 Donations to the Foodgrains Bank response through its members in South Sudan are welcome at http://foodgrainsbank.ca/campaigns/south-sudan-appeal-2/

 

Conflict affects all projects, but hope remains

by Gordon and Sharon Skopnik

SOUTH SUDAN–The overall situation in South Sudan has worsened through the years, with conflict heightening between the government and rebel groups over oil, resources, and power. This began in 2013 and then continued to escalate so that by 2016 there is war between tribes, leading to a failed state.

The conflict has also had a negative effect on the economy causing severe inflation. This has caused the South Sudanese people much difficulty in obtaining the necessary resources to meet basic needs. Food shortage has been an issue, in part due to the dry season (January to April), but also because of conflict.

When people are fleeing for their lives, they leave their crops behind unharvested. Militia attacks in Maridi, Mundri, and Yei have put a strain on the projects that Serving South Sudan has in those towns.

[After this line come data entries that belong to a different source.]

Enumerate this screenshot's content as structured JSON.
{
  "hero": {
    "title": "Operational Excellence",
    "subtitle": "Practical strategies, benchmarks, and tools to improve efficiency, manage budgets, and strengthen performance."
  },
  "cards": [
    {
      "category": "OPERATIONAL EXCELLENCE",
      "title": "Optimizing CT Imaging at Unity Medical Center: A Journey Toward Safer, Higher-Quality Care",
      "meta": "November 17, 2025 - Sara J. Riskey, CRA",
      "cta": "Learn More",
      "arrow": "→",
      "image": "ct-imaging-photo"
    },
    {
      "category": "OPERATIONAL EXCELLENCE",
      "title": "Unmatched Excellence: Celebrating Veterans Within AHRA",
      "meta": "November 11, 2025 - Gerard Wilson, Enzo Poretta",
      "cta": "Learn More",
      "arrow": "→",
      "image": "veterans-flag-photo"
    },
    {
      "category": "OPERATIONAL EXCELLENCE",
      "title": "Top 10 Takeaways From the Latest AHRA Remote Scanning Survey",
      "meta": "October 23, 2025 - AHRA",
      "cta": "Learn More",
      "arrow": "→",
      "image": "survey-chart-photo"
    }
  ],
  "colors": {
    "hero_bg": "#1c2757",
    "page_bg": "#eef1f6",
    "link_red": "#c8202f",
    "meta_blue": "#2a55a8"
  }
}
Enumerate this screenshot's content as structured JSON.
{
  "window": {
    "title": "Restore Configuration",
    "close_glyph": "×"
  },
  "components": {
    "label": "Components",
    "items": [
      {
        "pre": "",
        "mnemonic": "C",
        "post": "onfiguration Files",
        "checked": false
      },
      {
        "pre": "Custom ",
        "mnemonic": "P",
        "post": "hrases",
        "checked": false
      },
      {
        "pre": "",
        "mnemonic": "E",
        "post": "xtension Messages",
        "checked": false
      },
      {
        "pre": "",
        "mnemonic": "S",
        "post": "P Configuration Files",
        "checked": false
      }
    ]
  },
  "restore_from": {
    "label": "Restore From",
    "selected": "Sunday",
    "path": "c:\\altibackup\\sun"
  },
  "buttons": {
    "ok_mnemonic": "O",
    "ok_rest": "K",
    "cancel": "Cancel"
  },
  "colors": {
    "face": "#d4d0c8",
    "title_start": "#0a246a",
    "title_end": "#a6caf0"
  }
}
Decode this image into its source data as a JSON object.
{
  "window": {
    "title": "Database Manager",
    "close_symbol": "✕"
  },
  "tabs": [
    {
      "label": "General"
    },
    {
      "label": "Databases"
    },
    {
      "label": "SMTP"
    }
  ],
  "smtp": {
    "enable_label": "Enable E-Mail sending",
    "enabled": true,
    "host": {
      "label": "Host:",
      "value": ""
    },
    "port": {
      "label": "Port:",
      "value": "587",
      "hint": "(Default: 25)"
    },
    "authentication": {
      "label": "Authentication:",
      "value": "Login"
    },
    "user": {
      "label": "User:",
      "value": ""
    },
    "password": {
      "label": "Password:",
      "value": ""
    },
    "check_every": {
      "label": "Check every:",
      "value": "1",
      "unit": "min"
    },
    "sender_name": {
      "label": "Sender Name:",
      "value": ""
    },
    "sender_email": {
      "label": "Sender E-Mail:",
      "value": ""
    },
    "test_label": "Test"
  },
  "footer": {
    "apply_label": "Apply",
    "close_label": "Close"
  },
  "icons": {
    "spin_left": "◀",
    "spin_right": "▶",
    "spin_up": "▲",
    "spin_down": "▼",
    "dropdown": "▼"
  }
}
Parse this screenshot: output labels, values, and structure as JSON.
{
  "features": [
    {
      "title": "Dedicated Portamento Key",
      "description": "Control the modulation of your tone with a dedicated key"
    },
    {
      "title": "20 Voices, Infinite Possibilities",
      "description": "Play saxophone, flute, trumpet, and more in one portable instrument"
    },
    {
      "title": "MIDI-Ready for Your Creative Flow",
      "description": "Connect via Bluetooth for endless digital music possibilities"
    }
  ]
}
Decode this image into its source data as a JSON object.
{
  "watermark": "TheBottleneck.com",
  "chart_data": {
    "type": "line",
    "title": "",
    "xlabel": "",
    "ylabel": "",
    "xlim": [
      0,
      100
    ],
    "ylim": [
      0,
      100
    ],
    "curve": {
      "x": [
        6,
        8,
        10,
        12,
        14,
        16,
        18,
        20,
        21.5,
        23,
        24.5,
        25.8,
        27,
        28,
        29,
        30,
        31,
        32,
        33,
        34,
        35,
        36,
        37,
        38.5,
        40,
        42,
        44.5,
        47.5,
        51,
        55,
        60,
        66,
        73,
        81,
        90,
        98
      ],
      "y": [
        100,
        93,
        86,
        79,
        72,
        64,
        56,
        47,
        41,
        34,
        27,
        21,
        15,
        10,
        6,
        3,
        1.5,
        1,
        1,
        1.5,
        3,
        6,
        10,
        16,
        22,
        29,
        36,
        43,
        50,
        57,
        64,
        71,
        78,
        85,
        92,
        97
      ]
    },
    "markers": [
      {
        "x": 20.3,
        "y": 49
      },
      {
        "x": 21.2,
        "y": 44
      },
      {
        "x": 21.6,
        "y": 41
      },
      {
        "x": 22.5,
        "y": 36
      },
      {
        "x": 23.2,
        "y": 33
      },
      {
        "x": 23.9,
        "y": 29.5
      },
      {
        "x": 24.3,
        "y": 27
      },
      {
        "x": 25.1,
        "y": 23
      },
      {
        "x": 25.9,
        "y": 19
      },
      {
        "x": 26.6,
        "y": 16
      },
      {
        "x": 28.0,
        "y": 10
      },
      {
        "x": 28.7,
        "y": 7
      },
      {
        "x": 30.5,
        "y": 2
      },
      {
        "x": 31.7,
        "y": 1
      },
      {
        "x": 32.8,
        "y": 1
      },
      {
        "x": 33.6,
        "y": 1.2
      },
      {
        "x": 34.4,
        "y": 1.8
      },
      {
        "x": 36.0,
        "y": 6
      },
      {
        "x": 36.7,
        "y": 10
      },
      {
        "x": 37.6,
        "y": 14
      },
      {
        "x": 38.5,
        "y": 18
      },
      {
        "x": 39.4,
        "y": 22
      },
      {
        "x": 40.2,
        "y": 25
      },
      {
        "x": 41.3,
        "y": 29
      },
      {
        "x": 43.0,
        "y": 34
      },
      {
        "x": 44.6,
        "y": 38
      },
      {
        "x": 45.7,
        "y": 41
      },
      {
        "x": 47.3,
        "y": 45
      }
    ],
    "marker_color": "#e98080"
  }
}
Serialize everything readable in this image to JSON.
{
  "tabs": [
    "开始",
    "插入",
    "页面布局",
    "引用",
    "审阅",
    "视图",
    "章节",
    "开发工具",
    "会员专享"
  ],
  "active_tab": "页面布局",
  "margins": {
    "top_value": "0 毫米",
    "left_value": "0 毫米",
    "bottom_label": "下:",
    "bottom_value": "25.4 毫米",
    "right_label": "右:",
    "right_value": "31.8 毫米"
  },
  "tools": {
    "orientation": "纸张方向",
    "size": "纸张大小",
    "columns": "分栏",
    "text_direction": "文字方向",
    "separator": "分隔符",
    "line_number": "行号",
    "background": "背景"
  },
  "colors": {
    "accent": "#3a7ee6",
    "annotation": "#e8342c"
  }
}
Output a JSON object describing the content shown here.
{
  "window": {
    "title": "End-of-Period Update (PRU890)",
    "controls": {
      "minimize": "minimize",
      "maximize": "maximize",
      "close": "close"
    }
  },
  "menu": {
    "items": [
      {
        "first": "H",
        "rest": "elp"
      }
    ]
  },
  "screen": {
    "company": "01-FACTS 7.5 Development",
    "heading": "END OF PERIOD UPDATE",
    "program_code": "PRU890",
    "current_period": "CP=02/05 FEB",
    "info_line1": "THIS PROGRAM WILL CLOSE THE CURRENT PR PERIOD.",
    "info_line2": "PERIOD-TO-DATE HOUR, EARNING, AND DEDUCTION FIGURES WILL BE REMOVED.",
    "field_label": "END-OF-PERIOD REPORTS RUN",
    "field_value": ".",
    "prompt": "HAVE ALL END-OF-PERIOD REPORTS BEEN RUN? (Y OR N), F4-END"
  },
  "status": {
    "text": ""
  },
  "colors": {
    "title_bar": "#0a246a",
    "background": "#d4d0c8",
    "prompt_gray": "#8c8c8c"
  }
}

In Yei many children lost their academic materials through the attacks and have yet to return to school or even to their home villages. The economic and military instability has had a drastic effect on all of Serving South Sudan’s projects.

Miraculously, all of the projects continue to operate and all of the program and project leaders are surviving either locally or in refugee camps in neighbouring countries. As we have watched our friends, co-workers and ministry partners flee to safer havens, mostly refugee camps in Northern Uganda, God has been leading these dear saints to safety. Up to this point none have lost their lives, a miracle in a time of civil war and unrest.

So now they are in refugee camps—now what? A team working in a Northern Uganda Refugee Camps in December 2016 reported some good news is that one of the communities through church leadership resolved and buried their tribal, denominational, and political differences and agreed to leave as one people of South Sudan.

Through the ministry of an Avant Team, as an associate to the EMC, we were able to see 110 people of different tribes give over their lives to the Lordship of Jesus Christ.

We know there are many who are praying for this country, and we continue to ask for prayer so that the prince of peace might rule. So is there a better future for the children of South Sudan? Yes!

You have an exciting opportunity to help through prayer and partnership—with the Prince of Peace—into these refugee camps scattered across east Africa. The nation’s leaders recognize that the future of the country lies in the character of its young people and in the hands of the church.

And that’s why we continue to educate people in church planting so that when these people go back to South Sudan, they go back with the Spirit of the Prince of Peace, promoting the spirit of peace and reconciliation, and bringing the Gospel of Jesus Christ to which ever tribe they come from. Together we will see God answer prayer.

Gordon and Sharon Skopnik (Wymark) serve in South Sudan with Avant.